Errors in particle physics are of two kinds. Statistical, and systematic. Statistical is the usual standard deviation of gausian distributions, sqrt(n)/N for 1 sigma. It is the systematics that take a lot of effort, and often are not taken well into account.

Systematic errors come from

1) the background to the signal expected. The background is calculated theoretically and entered into a monte carlo program that simulates the production of the data. There are also errors in the parameters the theory has used that enter as systematics.

2)Effects from the limitations of the measuring apparatus, which is also inserted into the monte carlo simulation of events

3) from the method of analysis, i.e. the cuts made in order to isolate the signal in the data and in the simulated events.

Ideally, the monte carlo simulation will have many more events than the data and so the statistical error from the MC can be ignored. One should estimate the errors from uncertainty in theory and from defects of detectors by varying the parameters in the MC program to the 1 sigma level of the important parameters and cuts and observing the change in the distributions.

Of course there are so many parameters and cuts that this procedure is not adhered to strictly, as happened with the new 3 sigma announcement of the "fifth force" by CDF, where the errors are just statistical from the events.
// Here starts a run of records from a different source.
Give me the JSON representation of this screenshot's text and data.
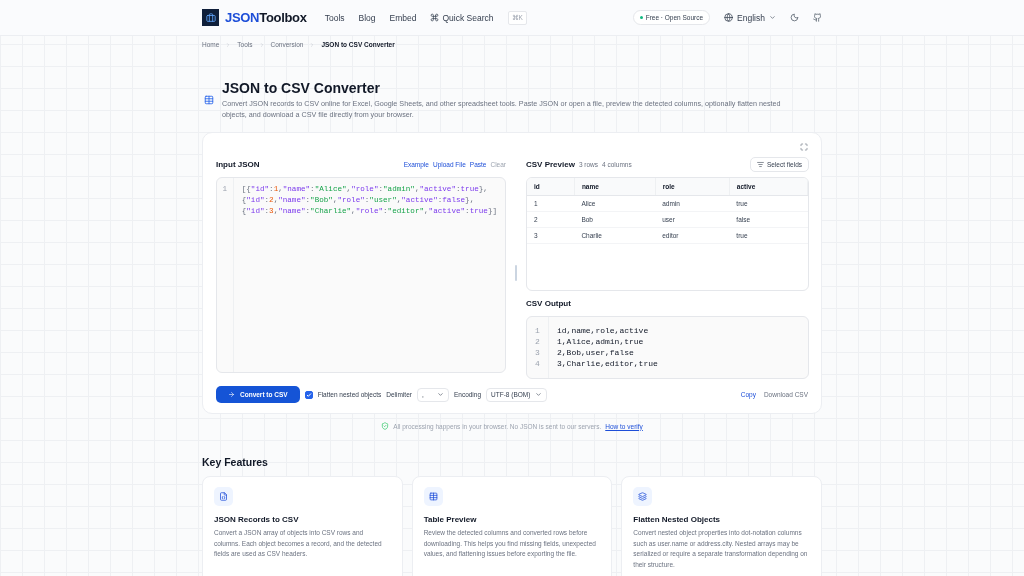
{
  "header": {
    "logo": "JSON",
    "logo_suffix": "Toolbox",
    "nav": [
      "Tools",
      "Blog",
      "Embed"
    ],
    "quick_search": "Quick Search",
    "shortcut": "⌘K",
    "badge": "Free · Open Source",
    "language": "English"
  },
  "breadcrumb": [
    "Home",
    "Tools",
    "Conversion",
    "JSON to CSV Converter"
  ],
  "page": {
    "title": "JSON to CSV Converter",
    "description": "Convert JSON records to CSV online for Excel, Google Sheets, and other spreadsheet tools. Paste JSON or open a file, preview the detected columns, optionally flatten nested objects, and download a CSV file directly from your browser."
  },
  "input": {
    "title": "Input JSON",
    "actions": [
      {
        "label": "Example",
        "disabled": false
      },
      {
        "label": "Upload File",
        "disabled": false
      },
      {
        "label": "Paste",
        "disabled": false
      },
      {
        "label": "Clear",
        "disabled": true
      }
    ],
    "line_numbers": [
      "1"
    ],
    "lines": [
      "[{\"id\":1,\"name\":\"Alice\",\"role\":\"admin\",\"active\":true},",
      "{\"id\":2,\"name\":\"Bob\",\"role\":\"user\",\"active\":false},",
      "{\"id\":3,\"name\":\"Charlie\",\"role\":\"editor\",\"active\":true}]"
    ]
  },
  "preview": {
    "title": "CSV Preview",
    "rows_count": "3 rows",
    "columns_count": "4 columns",
    "select_fields": "Select fields",
    "columns": [
      "id",
      "name",
      "role",
      "active"
    ],
    "rows": [
      [
        "1",
        "Alice",
        "admin",
        "true"
      ],
      [
        "2",
        "Bob",
        "user",
        "false"
      ],
      [
        "3",
        "Charlie",
        "editor",
        "true"
      ]
    ]
  },
  "output": {
    "title": "CSV Output",
    "lines": [
      {
        "number": "1",
        "text": "id,name,role,active"
      },
      {
        "number": "2",
        "text": "1,Alice,admin,true"
      },
      {
        "number": "3",
        "text": "2,Bob,user,false"
      },
      {
        "number": "4",
        "text": "3,Charlie,editor,true"
      }
    ]
  },
  "controls": {
    "convert": "Convert to CSV",
    "flatten": {
      "label": "Flatten nested objects",
      "checked": true
    },
    "delimiter_label": "Delimiter",
    "delimiter": ",",
    "encoding_label": "Encoding",
    "encoding": "UTF-8 (BOM)",
    "copy": "Copy",
    "download": "Download CSV"
  },
  "privacy": {
    "text": "All processing happens in your browser. No JSON is sent to our servers.",
    "link": "How to verify"
  },
  "features": {
    "title": "Key Features",
    "items": [
      {
        "kind": "file",
        "title": "JSON Records to CSV",
        "text": "Convert a JSON array of objects into CSV rows and columns. Each object becomes a record, and the detected fields are used as CSV headers."
      },
      {
        "kind": "table",
        "title": "Table Preview",
        "text": "Review the detected columns and converted rows before downloading. This helps you find missing fields, unexpected values, and flattening issues before exporting the file."
      },
      {
        "kind": "layers",
        "title": "Flatten Nested Objects",
        "text": "Convert nested object properties into dot-notation columns such as user.name or address.city. Nested arrays may be serialized or require a separate transformation depending on their structure."
      }
    ]
  }
}
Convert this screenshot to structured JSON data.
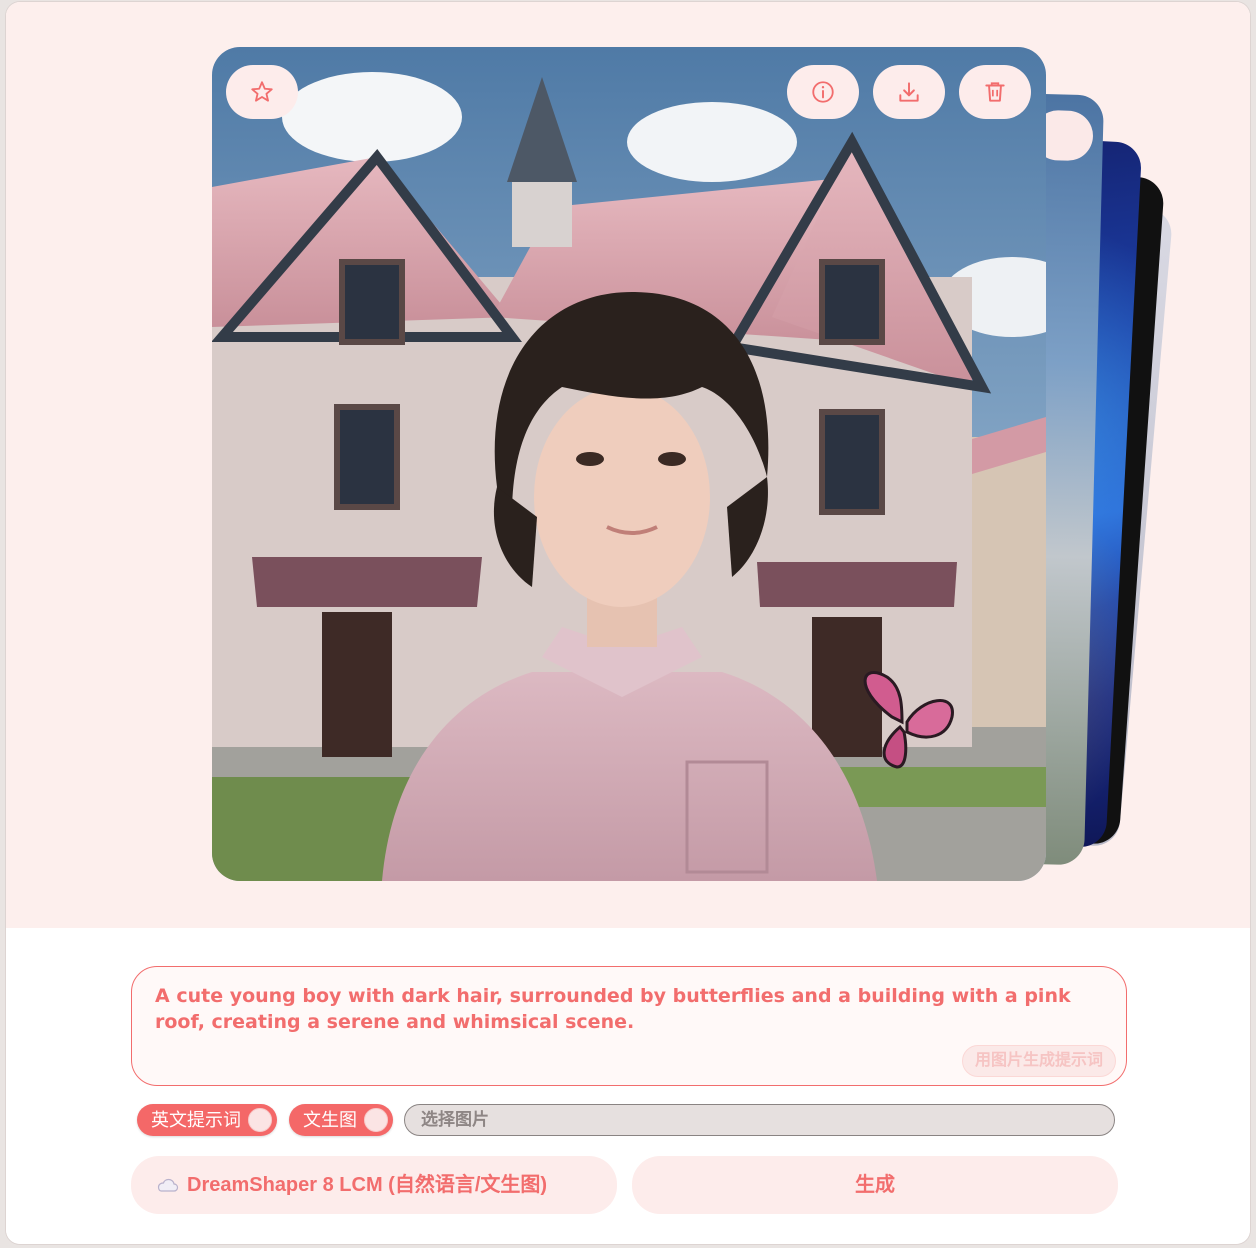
{
  "prompt": {
    "text": "A cute young boy with dark hair, surrounded by butterflies and a building with a pink roof, creating a serene and whimsical scene.",
    "image_to_prompt_label": "用图片生成提示词"
  },
  "toggles": {
    "english_prompt_label": "英文提示词",
    "text_to_image_label": "文生图"
  },
  "file_picker": {
    "placeholder": "选择图片"
  },
  "model": {
    "name": "DreamShaper 8 LCM (自然语言/文生图)"
  },
  "generate_label": "生成",
  "image_actions": [
    "favorite",
    "info",
    "download",
    "delete"
  ],
  "icons": {
    "favorite": "star-icon",
    "info": "info-icon",
    "download": "download-icon",
    "delete": "trash-icon",
    "model": "cloud-icon"
  },
  "colors": {
    "accent": "#f26d6d",
    "gallery_bg": "#fdefed",
    "button_bg": "#fdeceb"
  }
}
That is why for discovery one asks 5 sigma. It is very hard to have an effect of 5 sigma due to the systematics enumerated above, whereas 3 sigma announcements have often disappeared . The ALEPH Higgs for example was a 3 sigma one that disappeared when the other 3 LEP experiments looked. I have known a 4 sigma resonance that was the effect of not estimating the systematics of the cuts. 5 sigma is for playing it safe.

I should add here that the different systematics in different experiments are the main reason why at least two expensive experimental set ups are approved and built in the collider setups: independent confirmation in parallel .

Edit: I want to correct this entry due to the discussions on statistical significance for the very much in the physics news OPERA neutrino speed measurement. In blog discussions I learned that the current way of dealing with systematic errors is of assuming randomness and adding them in quadrature. One interested in the details of how particle physics is treating errors should go to the CERN Yellow Report 99-03, July 1999, that has an html version.

The pseudorapidity is not Lorentz invariant, while the rapidity is. The pseudorapidity is equal to the rapidity in the limit $m\ll p$ so it is generally used for light particles. For many jets the mass is not expected to be small and therefore the rapidity is a more convenient choice.

At hadron colliders jets are defined starting from the energy deposit of the particles in the calorimeter. Jets are groups of topologically related energy deposits in the calorimeters. Incoming particles usually deposit their energy in many calorimeter cells. Cluster algorithms are designed to group cells deposits belonging to the same particle forming three-dimensional clusters. The cluster energy is calculated as the sum of the cell energies and calibrated to account for the energy deposited outside the cluster and in dead material. The choice of the cluster algorithm to be used depends on the details of the calorimeter.

Jets are then reconstructed by applying a "jet algorithm" to the ensemble of
reconstructed clusters. The cluster associated to the jet are selected by the jet algorithm. The cluster variables which are relevant for the jet definition are the direction with respect to the interaction point and the sum of the energy in its cells. From these variables, a 0 mass four-vector is associated to each single cluster. The four-vector associated to the jet, and therefore its mass, is given by the sum of the four-vectors of the jet clusters.

## Best Answer

The equation you present is perhaps not the most intuitive, but it falls under the more general "forward-backward" ratio or

asymmetryequation, which looks something like$$\mathcal{A}=\dfrac{F-B}{F+B},$$

where $F$ and $B$ are quantities evaluated in the defined "forward" and "backward" regions respectively. The idea being that any deviation of $\mathcal{A}$ from 0 would indicate such an "asymmetry", whatever

thatis.Since you ask in the context of particle physics, let's try to connect it to a practical example.

In the 1990's, people were colliding electrons and positrons and looking at the various outcomes (

final states), particularly at pairs of muons and anti-muons$$e^++e^-\to\mu^++\mu^-.$$

Now, this process could be mediated by a photon and would have a cross-section $\sigma_\gamma\propto (1+\cos^2\theta)$. However, as it was historically realized, it can also be mediated through a $Z^0$ boson, which leads to a much more complicated $\sigma_Z$, such that the final observable cross-section actually results from the

interferenceof these two possible processes.Instead of being an even function of the scattering angle $\theta$, the cross-section $\sigma_\mathrm{tot}$ now favours "one side" rather than the other; defining "forward" and "backward" regions appropriately, and counting the number of final states $F$ and $B$ produced in those, you end up with a non-zero asymmetry $\mathcal{A}$, which can in turn tell you a lot about the various parameters that go in your cross-section and the exact nature of electroweak interactions etc.

To make the idea more visual, the following plot is from the JADE experiment. The solid line is $\sigma_\gamma$, while the dashed line (which seems like a much better fit to data) includes the $Z$ interference.